From the records below, pull each line that has "stock".

╭─ Given records

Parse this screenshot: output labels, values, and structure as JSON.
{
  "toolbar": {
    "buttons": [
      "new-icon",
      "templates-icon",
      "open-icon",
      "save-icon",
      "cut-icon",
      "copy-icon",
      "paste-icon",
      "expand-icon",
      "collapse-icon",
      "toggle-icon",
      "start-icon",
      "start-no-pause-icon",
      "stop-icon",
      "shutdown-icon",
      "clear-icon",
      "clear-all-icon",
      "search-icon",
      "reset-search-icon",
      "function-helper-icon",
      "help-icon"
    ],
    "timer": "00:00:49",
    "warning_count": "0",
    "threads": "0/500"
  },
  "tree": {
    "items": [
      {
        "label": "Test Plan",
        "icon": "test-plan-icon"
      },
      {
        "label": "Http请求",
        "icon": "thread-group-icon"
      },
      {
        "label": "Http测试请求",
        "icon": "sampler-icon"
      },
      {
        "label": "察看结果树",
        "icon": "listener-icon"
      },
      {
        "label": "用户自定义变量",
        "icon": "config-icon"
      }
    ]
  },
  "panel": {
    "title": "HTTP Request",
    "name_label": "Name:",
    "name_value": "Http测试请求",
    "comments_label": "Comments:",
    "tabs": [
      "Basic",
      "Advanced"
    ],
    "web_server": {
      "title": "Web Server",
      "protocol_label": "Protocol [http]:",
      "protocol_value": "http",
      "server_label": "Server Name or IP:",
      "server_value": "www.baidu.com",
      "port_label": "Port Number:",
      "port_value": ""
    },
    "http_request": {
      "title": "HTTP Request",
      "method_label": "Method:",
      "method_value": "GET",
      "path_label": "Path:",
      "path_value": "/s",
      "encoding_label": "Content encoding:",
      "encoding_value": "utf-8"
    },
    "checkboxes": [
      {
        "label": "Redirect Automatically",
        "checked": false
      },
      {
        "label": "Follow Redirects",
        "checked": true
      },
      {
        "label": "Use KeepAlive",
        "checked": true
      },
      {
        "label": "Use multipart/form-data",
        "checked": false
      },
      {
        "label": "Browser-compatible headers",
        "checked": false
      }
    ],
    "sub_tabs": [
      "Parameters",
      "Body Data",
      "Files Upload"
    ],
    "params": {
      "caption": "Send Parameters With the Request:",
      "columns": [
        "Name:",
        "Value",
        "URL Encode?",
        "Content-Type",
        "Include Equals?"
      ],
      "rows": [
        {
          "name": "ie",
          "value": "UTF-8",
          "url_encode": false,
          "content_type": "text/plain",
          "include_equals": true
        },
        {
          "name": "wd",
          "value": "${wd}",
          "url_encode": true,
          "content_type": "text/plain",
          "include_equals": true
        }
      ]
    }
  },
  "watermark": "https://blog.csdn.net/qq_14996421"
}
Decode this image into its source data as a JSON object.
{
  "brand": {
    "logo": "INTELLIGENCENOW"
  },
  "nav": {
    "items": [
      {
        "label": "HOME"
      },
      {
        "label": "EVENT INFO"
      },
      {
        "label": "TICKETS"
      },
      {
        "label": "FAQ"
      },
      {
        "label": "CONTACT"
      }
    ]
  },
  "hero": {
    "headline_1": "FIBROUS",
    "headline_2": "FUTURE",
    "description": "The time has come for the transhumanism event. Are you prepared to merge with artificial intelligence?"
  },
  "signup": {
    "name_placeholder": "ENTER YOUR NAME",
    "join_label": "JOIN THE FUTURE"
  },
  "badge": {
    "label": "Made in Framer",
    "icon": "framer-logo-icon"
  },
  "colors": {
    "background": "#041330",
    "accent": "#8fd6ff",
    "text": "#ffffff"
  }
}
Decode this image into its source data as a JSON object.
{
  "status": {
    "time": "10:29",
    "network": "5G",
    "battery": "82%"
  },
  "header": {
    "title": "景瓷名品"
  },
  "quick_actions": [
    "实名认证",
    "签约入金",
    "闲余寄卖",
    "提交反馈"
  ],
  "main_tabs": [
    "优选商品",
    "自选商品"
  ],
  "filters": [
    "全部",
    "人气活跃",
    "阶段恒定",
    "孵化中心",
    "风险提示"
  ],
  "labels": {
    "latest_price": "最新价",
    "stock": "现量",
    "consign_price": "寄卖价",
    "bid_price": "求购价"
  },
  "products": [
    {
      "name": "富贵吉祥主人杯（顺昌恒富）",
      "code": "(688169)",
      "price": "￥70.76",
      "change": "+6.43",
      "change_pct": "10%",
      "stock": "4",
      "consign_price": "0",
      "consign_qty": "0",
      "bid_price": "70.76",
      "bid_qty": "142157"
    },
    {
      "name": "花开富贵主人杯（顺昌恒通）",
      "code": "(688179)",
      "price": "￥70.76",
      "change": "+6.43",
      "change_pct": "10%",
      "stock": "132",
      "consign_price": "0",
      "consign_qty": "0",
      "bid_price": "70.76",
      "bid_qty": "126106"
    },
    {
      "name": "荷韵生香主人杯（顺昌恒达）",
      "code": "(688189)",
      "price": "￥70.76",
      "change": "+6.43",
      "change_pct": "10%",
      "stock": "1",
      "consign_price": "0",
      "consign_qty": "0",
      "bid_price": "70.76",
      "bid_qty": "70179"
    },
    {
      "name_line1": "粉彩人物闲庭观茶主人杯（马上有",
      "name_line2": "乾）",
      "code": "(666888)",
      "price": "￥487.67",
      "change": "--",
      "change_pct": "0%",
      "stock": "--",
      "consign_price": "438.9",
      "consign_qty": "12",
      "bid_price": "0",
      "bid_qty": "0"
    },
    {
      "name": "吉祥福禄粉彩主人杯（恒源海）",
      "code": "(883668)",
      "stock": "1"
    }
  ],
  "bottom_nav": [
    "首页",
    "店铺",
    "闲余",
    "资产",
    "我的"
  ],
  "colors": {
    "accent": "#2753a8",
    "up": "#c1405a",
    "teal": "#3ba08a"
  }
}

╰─

Your solution:
    "stock": "现量",
      "stock": "4",
      "stock": "132",
      "stock": "1",
      "stock": "--",
      "stock": "1"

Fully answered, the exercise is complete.